Facebook has finally entered the video ads business in a big way.
After multiple delays, Facebook last week rolled out a test of its autoplay ads to a select group of users. And the company clearly is thinking big, based on a deck that's been circulating which articulates the company's ambitions to challenge TV (not to mentioned these new ads $2 million price tag).
The move raises an interesting set of questions. After the guaranteed user screaming, protest pages and mass threats of never using Facebook again (it is Facebook after all), when people get used to autoplay video on the site, does Facebook start to take things further? Does the company start to become a massive video distributor? A Web video hotbed that could challenge YouTube? Or an actual programmer?
Given Facebook's desire to not let Twitter run away with the whole social TV thing, it's easy to imagine the company looking to get cozier with TV. SportsCenter highlights would make sense in your News Feed, as would NFL clips or even live March Madness games. One could easily see the new CNN striking deals to distribute and socialize its originals. While messy, the market for quality pre-roll video ads is strong. Facebook could command Hulu-esque CPMs while promising a much larger reach. (It does, after all, boast of a billion users, who happen to be quite social.)

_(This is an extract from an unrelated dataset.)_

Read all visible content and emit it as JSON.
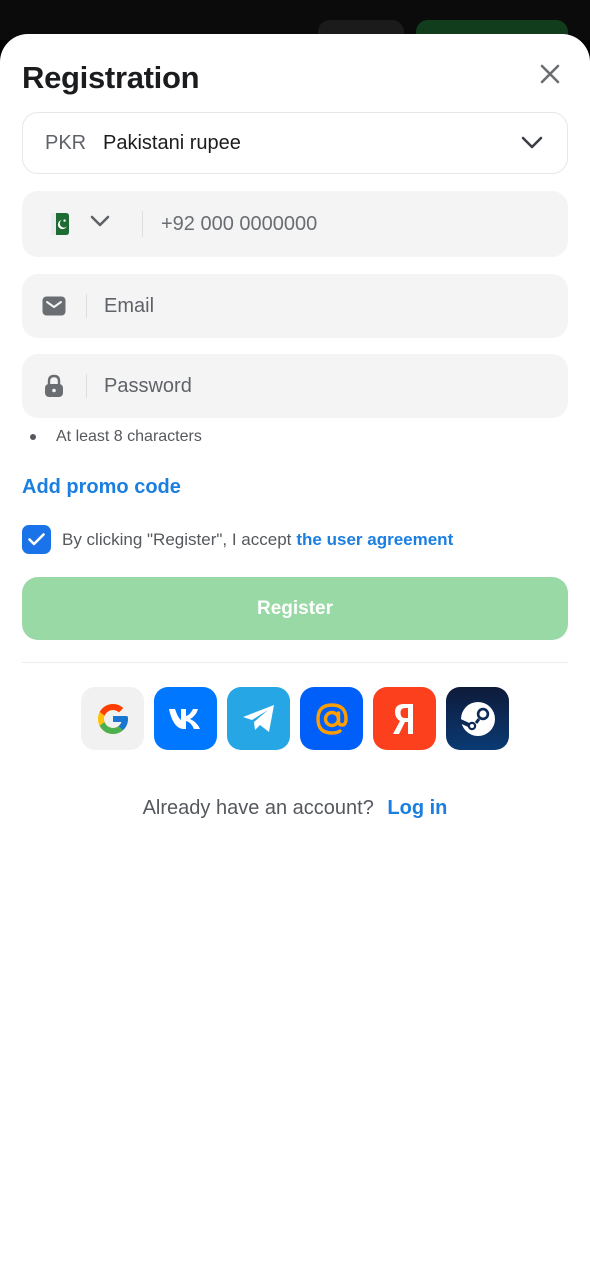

The company has tried this before, to a much lesser degree. Few remember that when Facebook launched its Open Graph, it wasn't just the Washington Post News Reader that started clogging readers' News Feeds. Facebook had rolled out a Hulu app that aimed to drive up viewership by passively alerting users about what their friends were watching on the site. ABC never liked the idea, and it eventually died.
Facebook hasn't shown much interest in becoming a programmer. The company never hosted a NewFront, and most execs there don't see it as a priority. But, in a less noticed story from last week, huge YouTuber Ray William Johnson signed a deal to launch an original series exclusively on Facebook, per Video Ink.

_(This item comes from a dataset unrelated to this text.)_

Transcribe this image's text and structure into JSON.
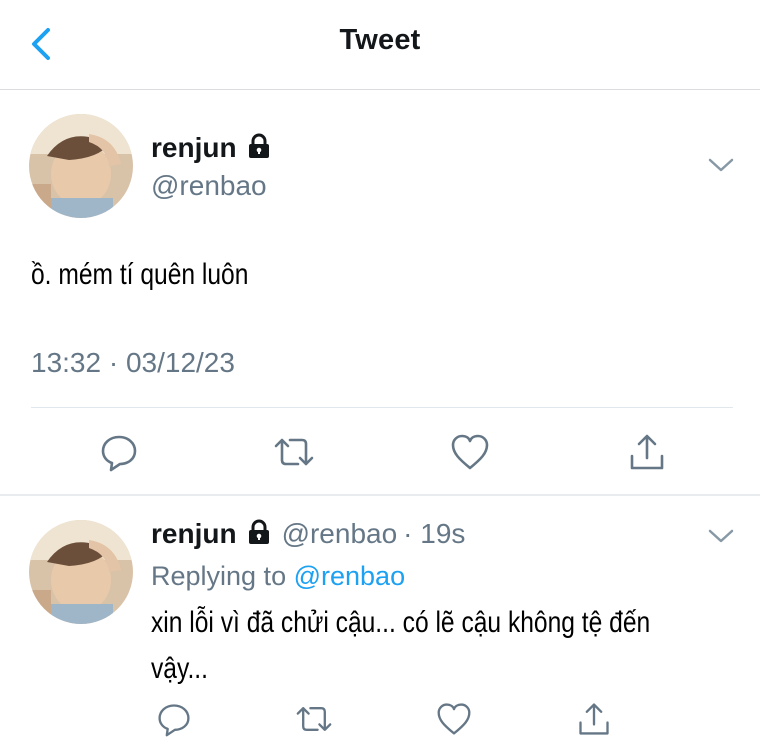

That was eye-opening, as so few programmers have tried such a thing. The one that comes to mind for me was a series produced by Ashton Kutcher's production firm Katalyst Media. It was so long ago that Slide (!) was involved.
The Johnson series could be a one-off from a performer that just doesn't like working with YouTube. Or it could be the sign of something looming. Many in the industry, including investor Mark Suster, wonder if Amazon could build a true YouTube challenger. But couldn't Facebook? Wouldn't YouTube's Multi-Channel Networks (MCNs) love a lifeline from another giant, socially infused platform? And wouldn't Facebook love to blunt Google?
"I don't know about that," said one Hollywood exec I spoke to on this theory. "Facebook is more like Google. They have a platform approach. I could see them trying to stimulate the programming environment. But I don't see Facebook as a programmer."
Still, another digital video executive said it was easy to connect the dots, adding, "It seems to make a lot of sense the way that the Web video market is exploding."
One caveat, however: the MCN business is already a tough one. It's fair to question whether the money is good enough for Facebook. And who knows if Facebook wants to build out its own player and risk alienating YouTube (people already view tons of YouTube clips on Facebook).
It's also possible that Facebook may want to take one thing at a time, and right now, autoplay ads may be enough. The company was, in some folks minds, slow, even reluctant to get serious about mobile. That is, until they got real serious.